2
$\begingroup$

In the fundamental postulate of quantum mechanics (page 18), there exists a one-to-one correspondence like that:

$\text{closed quantum system $\leftrightarrow$ Hilbert space ; quantum state $\leftrightarrow$ a ray in Hilbert space } $

but here the ray can carry some additional phase factor $e^{i\phi}$? What's the observable influence due to the phase factor in state vector? I mean if you take inner product the redundant factor will disappear.

$\endgroup$
  • 1
    $\begingroup$ What do you mean by "influence"? $\endgroup$ – ACuriousMind Feb 22 '17 at 9:07
  • $\begingroup$ The phase factor shows the time evolution of phase of the system. It appears even for a stationary state. It doesn't show any influence on the vector $\endgroup$ – UKH Feb 22 '17 at 9:36
  • $\begingroup$ @ACuriousMind I mean is there any 0bservable effects? $\endgroup$ – Jack Feb 22 '17 at 9:55
  • 1
    $\begingroup$ Everything would be so easy if there was the one-to-one correspondence you are describing. Sadly, there are many very strong suggestions that this should not be the case. The existence of uncountably many inequivalent irreducible representations of the canonical commutation relations for quantum fields is one of such suggestions. Another is the fact that not every quantum state can be represented, in a given (irreducible) representation, as a ray in Hilbert space (or as a density matrix, actually). $\endgroup$ – yuggib Feb 22 '17 at 10:14
2
$\begingroup$

A global phase has absolutely no measurable consequences. Experimental values, such as average values and other moments, do not depends on this overall phase. One often keep track of this phase to simplify calculations. For instance, when rotating a state it is often quite convenient to express the final result without constantly eliminating the overall phase.

On the other hand relative phases matter quite critically as they enter through interference terms.
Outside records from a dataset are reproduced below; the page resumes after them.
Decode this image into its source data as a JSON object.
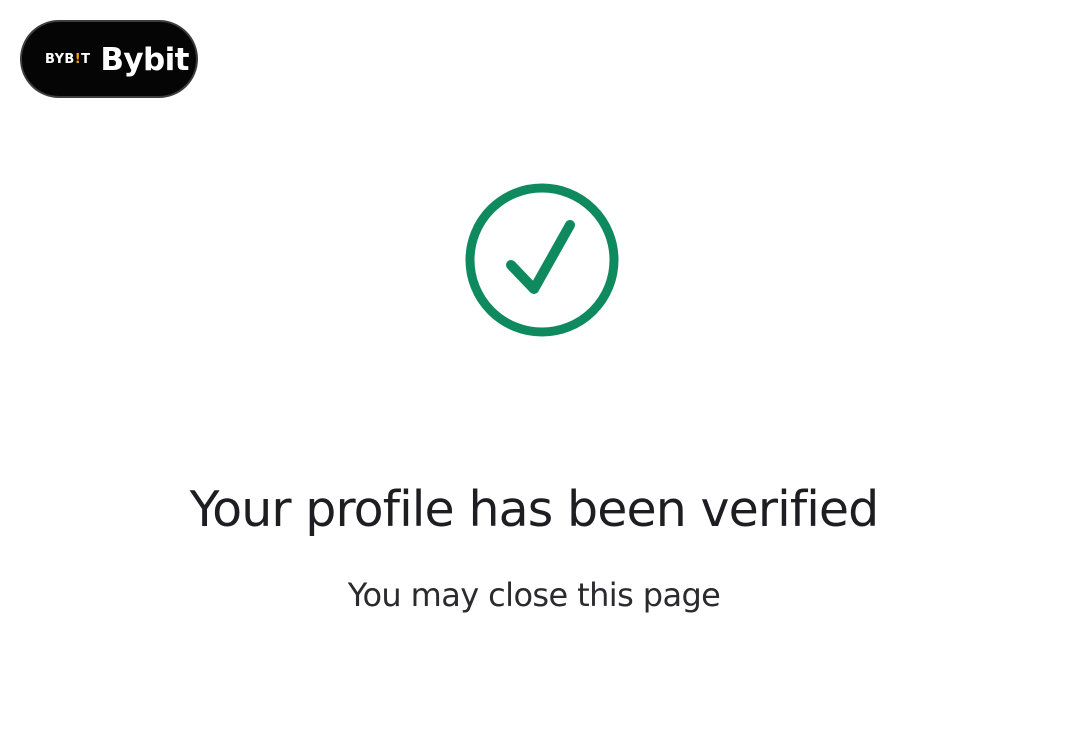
{
  "brand": {
    "mark_prefix": "BYB",
    "mark_accent": "!",
    "mark_suffix": "T",
    "name": "Bybit",
    "pill_color": "#050505",
    "accent_color": "#f7a600"
  },
  "status": {
    "icon": "check-circle-icon",
    "color": "#0f8a5f",
    "headline": "Your profile has been verified",
    "subtext": "You may close this page"
  }
}
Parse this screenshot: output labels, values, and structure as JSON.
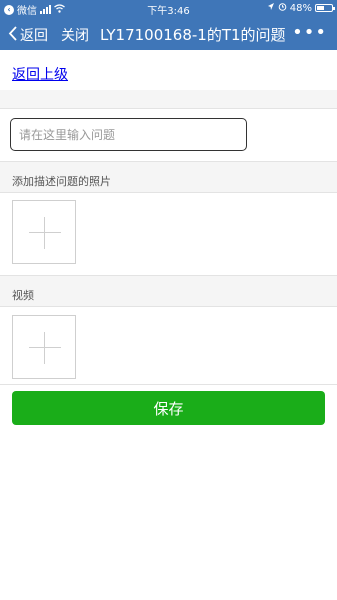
{
  "status_bar": {
    "carrier_label": "微信",
    "time": "下午3:46",
    "battery_percent": "48%",
    "battery_level": 0.48
  },
  "nav": {
    "back_label": "返回",
    "close_label": "关闭",
    "title": "LY17100168-1的T1的问题",
    "more_label": "•••"
  },
  "content": {
    "back_link_label": "返回上级",
    "question_placeholder": "请在这里输入问题",
    "photo_section_label": "添加描述问题的照片",
    "video_section_label": "视频",
    "save_label": "保存"
  },
  "colors": {
    "nav_background": "#3f76b8",
    "save_button": "#1aad19",
    "link": "#0000ee"
  }
}
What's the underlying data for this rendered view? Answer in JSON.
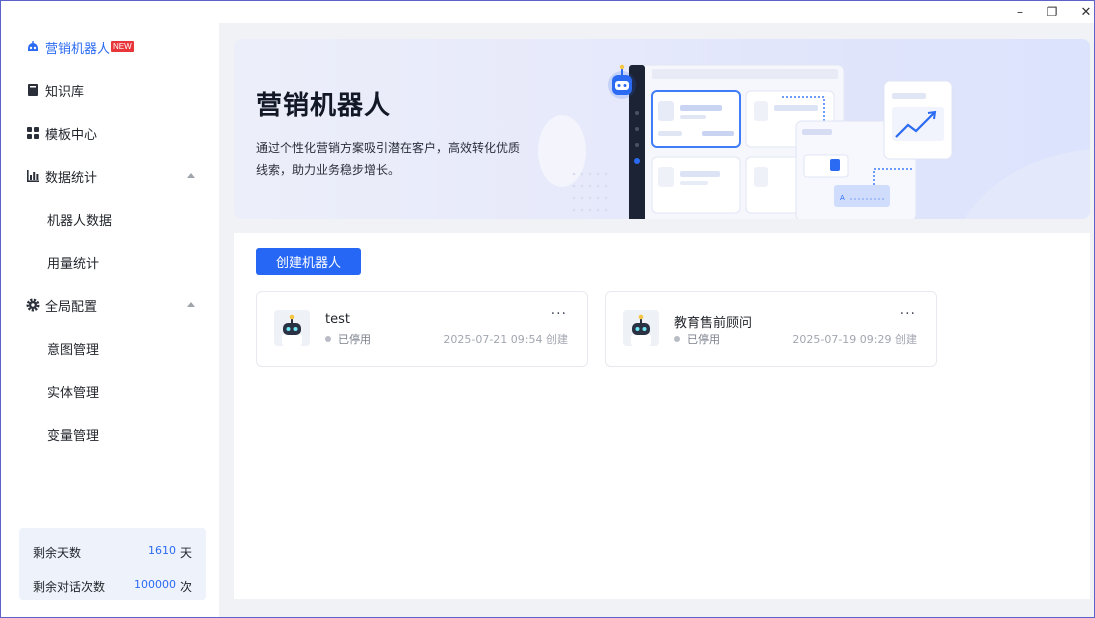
{
  "window": {
    "minimize": "–",
    "maximize": "❐",
    "close": "✕"
  },
  "sidebar": {
    "items": [
      {
        "label": "营销机器人",
        "badge": "NEW",
        "icon": "robot-icon",
        "active": true
      },
      {
        "label": "知识库",
        "icon": "book-icon"
      },
      {
        "label": "模板中心",
        "icon": "grid-icon"
      },
      {
        "label": "数据统计",
        "icon": "bar-chart-icon",
        "expanded": true
      },
      {
        "label": "全局配置",
        "icon": "gear-icon",
        "expanded": true
      }
    ],
    "stats_sub": [
      "机器人数据",
      "用量统计"
    ],
    "config_sub": [
      "意图管理",
      "实体管理",
      "变量管理"
    ],
    "quota": {
      "days_label": "剩余天数",
      "days_value": "1610",
      "days_unit": "天",
      "chats_label": "剩余对话次数",
      "chats_value": "100000",
      "chats_unit": "次"
    }
  },
  "banner": {
    "title": "营销机器人",
    "description": "通过个性化营销方案吸引潜在客户，高效转化优质线索，助力业务稳步增长。",
    "accent": "#2767f6"
  },
  "main": {
    "create_button": "创建机器人",
    "more_label": "···",
    "bots": [
      {
        "name": "test",
        "status": "已停用",
        "created": "2025-07-21 09:54 创建"
      },
      {
        "name": "教育售前顾问",
        "status": "已停用",
        "created": "2025-07-19 09:29 创建"
      }
    ]
  }
}
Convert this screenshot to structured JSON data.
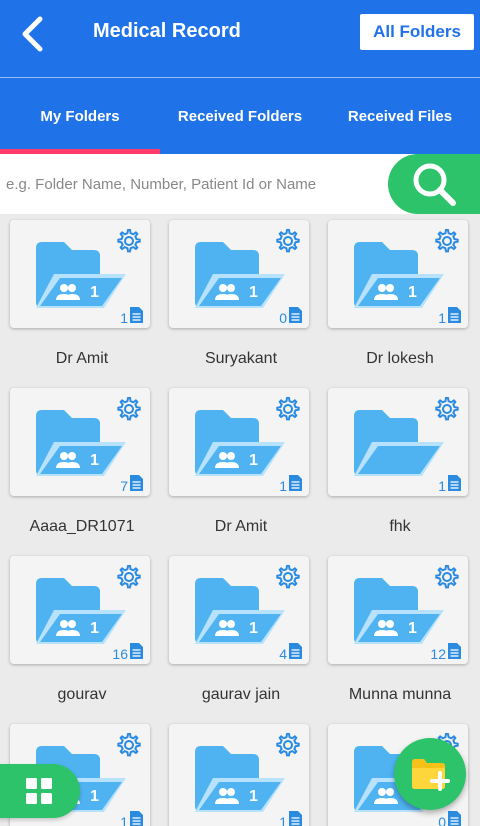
{
  "header": {
    "title": "Medical Record",
    "all_folders_label": "All Folders",
    "back_icon": "chevron-left-icon"
  },
  "tabs": [
    {
      "label": "My Folders",
      "active": true
    },
    {
      "label": "Received Folders",
      "active": false
    },
    {
      "label": "Received Files",
      "active": false
    }
  ],
  "search": {
    "placeholder": "e.g. Folder Name, Number, Patient Id or Name",
    "value": ""
  },
  "colors": {
    "primary": "#1f72e8",
    "accent_green": "#2cc36a",
    "tab_indicator": "#ff3b6b",
    "folder_blue": "#4fb3f2"
  },
  "folders": [
    {
      "name": "Dr Amit",
      "members": "1",
      "files": "1"
    },
    {
      "name": "Suryakant",
      "members": "1",
      "files": "0"
    },
    {
      "name": "Dr lokesh",
      "members": "1",
      "files": "1"
    },
    {
      "name": "Aaaa_DR1071",
      "members": "1",
      "files": "7"
    },
    {
      "name": "Dr Amit",
      "members": "1",
      "files": "1"
    },
    {
      "name": "fhk",
      "members": "",
      "files": "1"
    },
    {
      "name": "gourav",
      "members": "1",
      "files": "16"
    },
    {
      "name": "gaurav jain",
      "members": "1",
      "files": "4"
    },
    {
      "name": "Munna munna",
      "members": "1",
      "files": "12"
    },
    {
      "name": "",
      "members": "1",
      "files": "1"
    },
    {
      "name": "",
      "members": "1",
      "files": "1"
    },
    {
      "name": "",
      "members": "1",
      "files": "0"
    }
  ]
}
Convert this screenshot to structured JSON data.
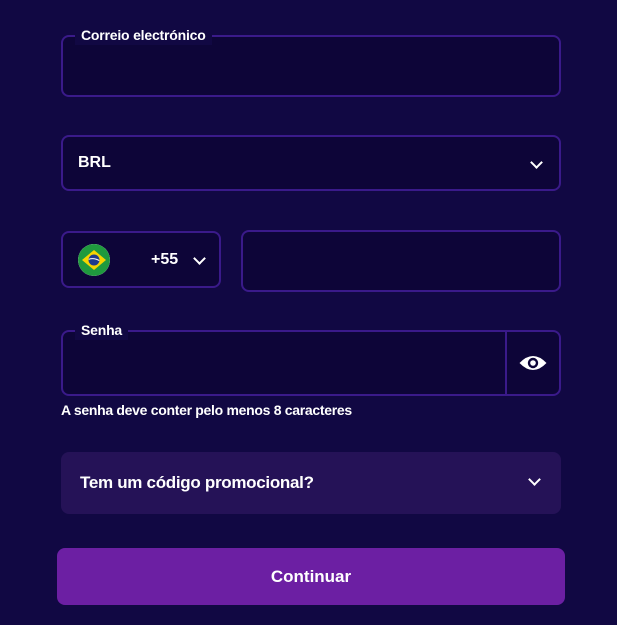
{
  "email": {
    "label": "Correio electrónico",
    "value": "",
    "placeholder": ""
  },
  "currency": {
    "selected": "BRL"
  },
  "phone": {
    "dial_code": "+55",
    "country_icon": "brazil-flag-icon",
    "number": ""
  },
  "password": {
    "label": "Senha",
    "value": "",
    "toggle_icon": "eye-icon"
  },
  "password_hint": "A senha deve conter pelo menos 8 caracteres",
  "promo": {
    "label": "Tem um código promocional?"
  },
  "submit": {
    "label": "Continuar"
  },
  "colors": {
    "background": "#110843",
    "field_border": "#3a1a8a",
    "promo_bg": "#251257",
    "button_bg": "#6c1fa3"
  }
}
Note that, when formulating QM in terms of density operator, the overall phase of a state $\vert \psi\rangle$ automatically drops out (at least implicitly) of the expression for the density operator $\hat \rho = \vert\psi\rangle\langle \psi\vert$. This formulation is fully equivalent to the Schr$\ddot{\hbox{o}}$dinger formulation in the case of the so-called pure states.

$\endgroup$

Your Answer

By clicking “Post Your Answer”, you agree to our terms of service, privacy policy and cookie policy

Not the answer you're looking for? Browse other questions tagged or ask your own question.